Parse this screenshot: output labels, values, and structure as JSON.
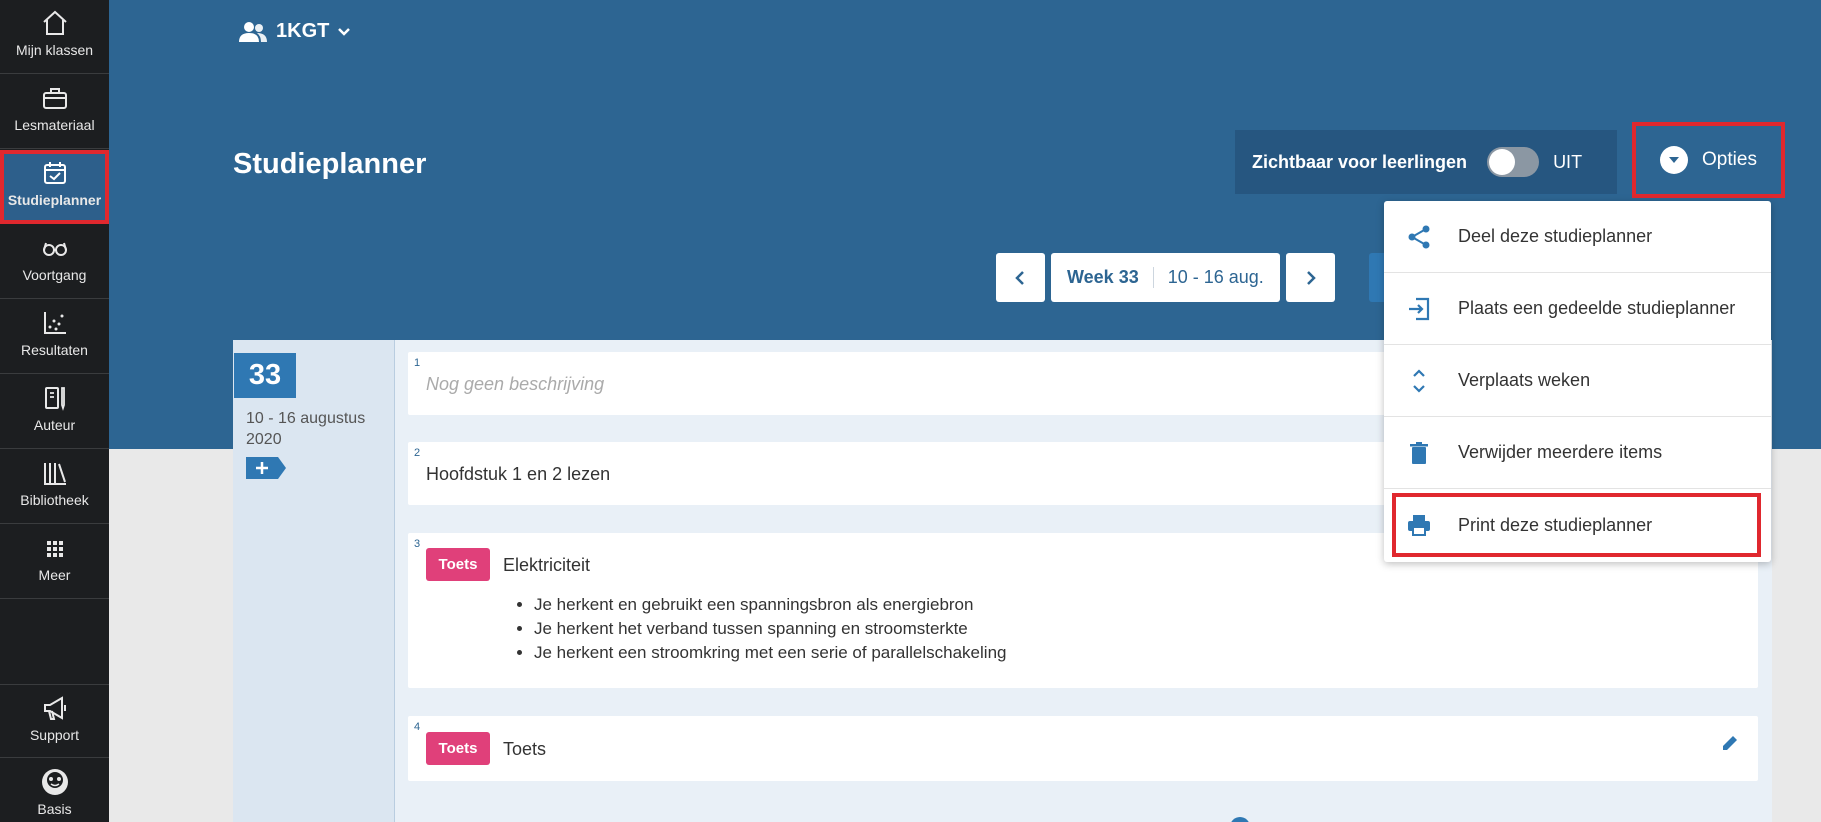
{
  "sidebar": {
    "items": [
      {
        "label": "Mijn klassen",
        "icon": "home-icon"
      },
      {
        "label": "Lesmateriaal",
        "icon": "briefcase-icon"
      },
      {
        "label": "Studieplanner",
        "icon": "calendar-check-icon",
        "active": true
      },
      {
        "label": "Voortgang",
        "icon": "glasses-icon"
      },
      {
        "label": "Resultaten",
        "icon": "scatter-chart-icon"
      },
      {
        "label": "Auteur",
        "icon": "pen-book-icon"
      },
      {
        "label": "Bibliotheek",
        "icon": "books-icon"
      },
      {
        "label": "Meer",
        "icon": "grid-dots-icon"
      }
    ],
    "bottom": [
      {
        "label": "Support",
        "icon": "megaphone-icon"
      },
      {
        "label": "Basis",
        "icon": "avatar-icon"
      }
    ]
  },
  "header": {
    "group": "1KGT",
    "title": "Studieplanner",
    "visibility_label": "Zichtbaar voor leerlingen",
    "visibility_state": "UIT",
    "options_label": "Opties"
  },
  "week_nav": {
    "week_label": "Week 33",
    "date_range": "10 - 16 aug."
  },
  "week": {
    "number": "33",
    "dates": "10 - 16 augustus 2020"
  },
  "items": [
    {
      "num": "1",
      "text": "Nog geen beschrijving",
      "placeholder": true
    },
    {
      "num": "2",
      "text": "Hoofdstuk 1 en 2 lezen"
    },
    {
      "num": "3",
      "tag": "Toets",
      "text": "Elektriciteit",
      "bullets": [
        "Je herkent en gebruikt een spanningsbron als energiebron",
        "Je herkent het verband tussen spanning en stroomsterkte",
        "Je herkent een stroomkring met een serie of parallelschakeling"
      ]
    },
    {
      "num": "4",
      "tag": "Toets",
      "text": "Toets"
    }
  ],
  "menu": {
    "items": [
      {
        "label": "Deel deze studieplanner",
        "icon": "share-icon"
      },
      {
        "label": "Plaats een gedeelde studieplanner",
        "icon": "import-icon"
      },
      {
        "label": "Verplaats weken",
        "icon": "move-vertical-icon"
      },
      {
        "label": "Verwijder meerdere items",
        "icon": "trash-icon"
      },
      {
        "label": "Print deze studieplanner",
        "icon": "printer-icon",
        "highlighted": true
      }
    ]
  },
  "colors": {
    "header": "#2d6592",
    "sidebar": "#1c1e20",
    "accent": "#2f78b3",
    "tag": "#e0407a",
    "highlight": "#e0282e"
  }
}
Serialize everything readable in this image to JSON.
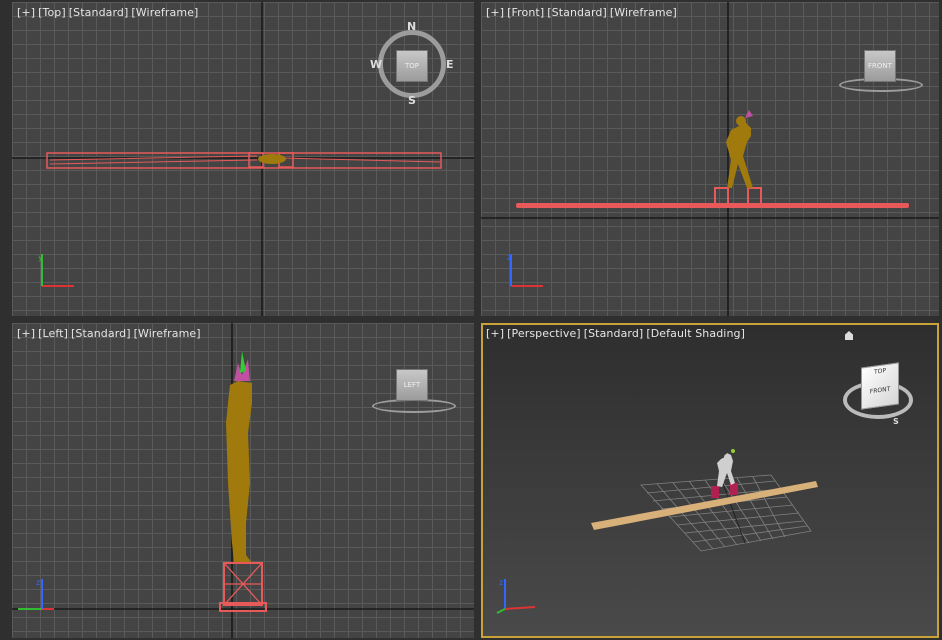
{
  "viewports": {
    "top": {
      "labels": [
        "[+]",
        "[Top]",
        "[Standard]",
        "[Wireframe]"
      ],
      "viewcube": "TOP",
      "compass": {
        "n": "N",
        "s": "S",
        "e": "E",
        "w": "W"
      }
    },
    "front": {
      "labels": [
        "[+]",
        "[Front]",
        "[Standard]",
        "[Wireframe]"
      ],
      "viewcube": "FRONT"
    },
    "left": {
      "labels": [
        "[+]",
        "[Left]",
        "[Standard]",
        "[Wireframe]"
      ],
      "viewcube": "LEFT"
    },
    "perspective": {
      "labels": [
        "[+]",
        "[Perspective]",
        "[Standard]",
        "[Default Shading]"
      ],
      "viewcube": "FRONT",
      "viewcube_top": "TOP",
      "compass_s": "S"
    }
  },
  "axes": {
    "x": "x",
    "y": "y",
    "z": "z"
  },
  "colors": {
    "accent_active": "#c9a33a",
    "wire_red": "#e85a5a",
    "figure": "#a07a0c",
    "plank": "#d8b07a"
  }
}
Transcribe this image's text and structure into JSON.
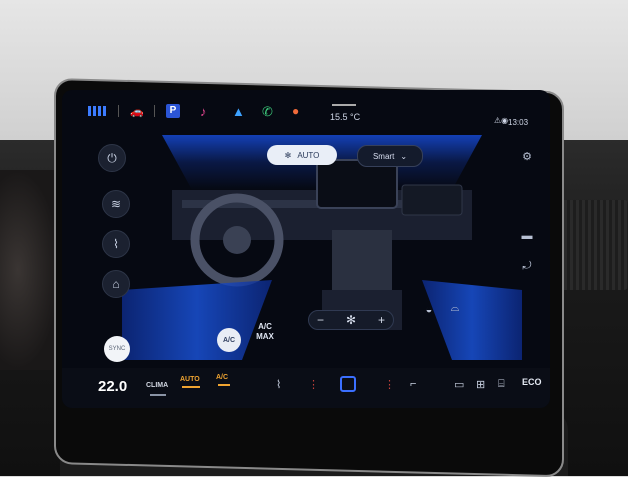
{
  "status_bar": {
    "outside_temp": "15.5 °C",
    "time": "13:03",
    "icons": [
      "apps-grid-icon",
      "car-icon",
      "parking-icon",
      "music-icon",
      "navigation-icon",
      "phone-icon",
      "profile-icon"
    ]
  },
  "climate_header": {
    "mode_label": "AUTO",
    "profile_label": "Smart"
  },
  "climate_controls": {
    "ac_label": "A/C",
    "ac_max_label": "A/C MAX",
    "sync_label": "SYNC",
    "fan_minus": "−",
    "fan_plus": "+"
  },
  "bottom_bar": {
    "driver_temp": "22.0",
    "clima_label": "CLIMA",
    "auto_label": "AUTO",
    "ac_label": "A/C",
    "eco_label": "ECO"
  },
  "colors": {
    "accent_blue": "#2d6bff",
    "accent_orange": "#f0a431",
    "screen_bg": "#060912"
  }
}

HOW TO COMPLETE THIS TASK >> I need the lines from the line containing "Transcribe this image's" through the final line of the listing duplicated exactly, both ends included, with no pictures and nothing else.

WRITTEN RESPONSE >>
Transcribe this image's text and structure into JSON.
{
  "status_bar": {
    "outside_temp": "15.5 °C",
    "time": "13:03",
    "icons": [
      "apps-grid-icon",
      "car-icon",
      "parking-icon",
      "music-icon",
      "navigation-icon",
      "phone-icon",
      "profile-icon"
    ]
  },
  "climate_header": {
    "mode_label": "AUTO",
    "profile_label": "Smart"
  },
  "climate_controls": {
    "ac_label": "A/C",
    "ac_max_label": "A/C MAX",
    "sync_label": "SYNC",
    "fan_minus": "−",
    "fan_plus": "+"
  },
  "bottom_bar": {
    "driver_temp": "22.0",
    "clima_label": "CLIMA",
    "auto_label": "AUTO",
    "ac_label": "A/C",
    "eco_label": "ECO"
  },
  "colors": {
    "accent_blue": "#2d6bff",
    "accent_orange": "#f0a431",
    "screen_bg": "#060912"
  }
}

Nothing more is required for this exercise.